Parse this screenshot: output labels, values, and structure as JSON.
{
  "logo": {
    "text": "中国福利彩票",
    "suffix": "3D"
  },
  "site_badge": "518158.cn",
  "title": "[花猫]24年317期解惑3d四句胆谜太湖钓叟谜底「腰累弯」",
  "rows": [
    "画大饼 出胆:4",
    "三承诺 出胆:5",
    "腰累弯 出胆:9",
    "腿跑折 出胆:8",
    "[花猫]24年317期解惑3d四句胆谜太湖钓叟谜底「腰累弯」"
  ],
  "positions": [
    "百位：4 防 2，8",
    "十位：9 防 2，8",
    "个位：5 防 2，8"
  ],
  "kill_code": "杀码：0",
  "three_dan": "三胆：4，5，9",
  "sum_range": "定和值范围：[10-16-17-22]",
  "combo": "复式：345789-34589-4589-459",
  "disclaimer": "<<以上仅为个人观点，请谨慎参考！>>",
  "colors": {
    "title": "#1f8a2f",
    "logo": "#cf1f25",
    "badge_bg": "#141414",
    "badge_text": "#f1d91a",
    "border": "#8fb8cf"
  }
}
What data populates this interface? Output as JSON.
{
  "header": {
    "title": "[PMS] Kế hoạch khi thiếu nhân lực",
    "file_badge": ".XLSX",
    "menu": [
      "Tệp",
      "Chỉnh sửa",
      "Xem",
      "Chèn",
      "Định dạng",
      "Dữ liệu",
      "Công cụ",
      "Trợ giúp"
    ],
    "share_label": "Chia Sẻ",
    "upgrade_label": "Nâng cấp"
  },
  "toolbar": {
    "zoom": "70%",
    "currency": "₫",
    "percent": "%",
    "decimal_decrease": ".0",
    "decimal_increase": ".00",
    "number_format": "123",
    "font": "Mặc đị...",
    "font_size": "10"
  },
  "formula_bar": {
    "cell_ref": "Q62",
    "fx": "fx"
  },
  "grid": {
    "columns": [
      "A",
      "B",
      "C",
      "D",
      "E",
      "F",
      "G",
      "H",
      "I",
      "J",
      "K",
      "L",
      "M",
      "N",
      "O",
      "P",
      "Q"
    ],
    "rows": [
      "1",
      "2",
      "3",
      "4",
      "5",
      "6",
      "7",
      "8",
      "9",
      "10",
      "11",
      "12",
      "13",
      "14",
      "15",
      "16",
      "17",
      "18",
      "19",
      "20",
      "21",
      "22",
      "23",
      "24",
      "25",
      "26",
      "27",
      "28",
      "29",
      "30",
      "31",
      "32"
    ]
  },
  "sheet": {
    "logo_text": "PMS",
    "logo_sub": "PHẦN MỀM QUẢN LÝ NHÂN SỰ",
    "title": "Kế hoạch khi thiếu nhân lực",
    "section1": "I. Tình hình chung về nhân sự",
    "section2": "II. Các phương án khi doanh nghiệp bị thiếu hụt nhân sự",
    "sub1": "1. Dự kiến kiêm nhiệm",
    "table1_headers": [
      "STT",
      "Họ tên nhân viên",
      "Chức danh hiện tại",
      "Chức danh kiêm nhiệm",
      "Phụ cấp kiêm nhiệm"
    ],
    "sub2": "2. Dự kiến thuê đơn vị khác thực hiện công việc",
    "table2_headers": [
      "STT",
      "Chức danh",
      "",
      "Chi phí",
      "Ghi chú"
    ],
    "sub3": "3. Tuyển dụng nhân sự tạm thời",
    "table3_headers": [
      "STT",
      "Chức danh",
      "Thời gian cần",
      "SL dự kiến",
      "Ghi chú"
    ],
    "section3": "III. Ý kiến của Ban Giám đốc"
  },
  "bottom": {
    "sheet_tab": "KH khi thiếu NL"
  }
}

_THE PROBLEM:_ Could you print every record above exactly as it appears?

_WRITTEN RESPONSE:_
Parse this screenshot: output labels, values, and structure as JSON.
{
  "logo": {
    "text": "中国福利彩票",
    "suffix": "3D"
  },
  "site_badge": "518158.cn",
  "title": "[花猫]24年317期解惑3d四句胆谜太湖钓叟谜底「腰累弯」",
  "rows": [
    "画大饼 出胆:4",
    "三承诺 出胆:5",
    "腰累弯 出胆:9",
    "腿跑折 出胆:8",
    "[花猫]24年317期解惑3d四句胆谜太湖钓叟谜底「腰累弯」"
  ],
  "positions": [
    "百位：4 防 2，8",
    "十位：9 防 2，8",
    "个位：5 防 2，8"
  ],
  "kill_code": "杀码：0",
  "three_dan": "三胆：4，5，9",
  "sum_range": "定和值范围：[10-16-17-22]",
  "combo": "复式：345789-34589-4589-459",
  "disclaimer": "<<以上仅为个人观点，请谨慎参考！>>",
  "colors": {
    "title": "#1f8a2f",
    "logo": "#cf1f25",
    "badge_bg": "#141414",
    "badge_text": "#f1d91a",
    "border": "#8fb8cf"
  }
}
What data populates this interface? Output as JSON.
{
  "header": {
    "title": "[PMS] Kế hoạch khi thiếu nhân lực",
    "file_badge": ".XLSX",
    "menu": [
      "Tệp",
      "Chỉnh sửa",
      "Xem",
      "Chèn",
      "Định dạng",
      "Dữ liệu",
      "Công cụ",
      "Trợ giúp"
    ],
    "share_label": "Chia Sẻ",
    "upgrade_label": "Nâng cấp"
  },
  "toolbar": {
    "zoom": "70%",
    "currency": "₫",
    "percent": "%",
    "decimal_decrease": ".0",
    "decimal_increase": ".00",
    "number_format": "123",
    "font": "Mặc đị...",
    "font_size": "10"
  },
  "formula_bar": {
    "cell_ref": "Q62",
    "fx": "fx"
  },
  "grid": {
    "columns": [
      "A",
      "B",
      "C",
      "D",
      "E",
      "F",
      "G",
      "H",
      "I",
      "J",
      "K",
      "L",
      "M",
      "N",
      "O",
      "P",
      "Q"
    ],
    "rows": [
      "1",
      "2",
      "3",
      "4",
      "5",
      "6",
      "7",
      "8",
      "9",
      "10",
      "11",
      "12",
      "13",
      "14",
      "15",
      "16",
      "17",
      "18",
      "19",
      "20",
      "21",
      "22",
      "23",
      "24",
      "25",
      "26",
      "27",
      "28",
      "29",
      "30",
      "31",
      "32"
    ]
  },
  "sheet": {
    "logo_text": "PMS",
    "logo_sub": "PHẦN MỀM QUẢN LÝ NHÂN SỰ",
    "title": "Kế hoạch khi thiếu nhân lực",
    "section1": "I. Tình hình chung về nhân sự",
    "section2": "II. Các phương án khi doanh nghiệp bị thiếu hụt nhân sự",
    "sub1": "1. Dự kiến kiêm nhiệm",
    "table1_headers": [
      "STT",
      "Họ tên nhân viên",
      "Chức danh hiện tại",
      "Chức danh kiêm nhiệm",
      "Phụ cấp kiêm nhiệm"
    ],
    "sub2": "2. Dự kiến thuê đơn vị khác thực hiện công việc",
    "table2_headers": [
      "STT",
      "Chức danh",
      "",
      "Chi phí",
      "Ghi chú"
    ],
    "sub3": "3. Tuyển dụng nhân sự tạm thời",
    "table3_headers": [
      "STT",
      "Chức danh",
      "Thời gian cần",
      "SL dự kiến",
      "Ghi chú"
    ],
    "section3": "III. Ý kiến của Ban Giám đốc"
  },
  "bottom": {
    "sheet_tab": "KH khi thiếu NL"
  }
}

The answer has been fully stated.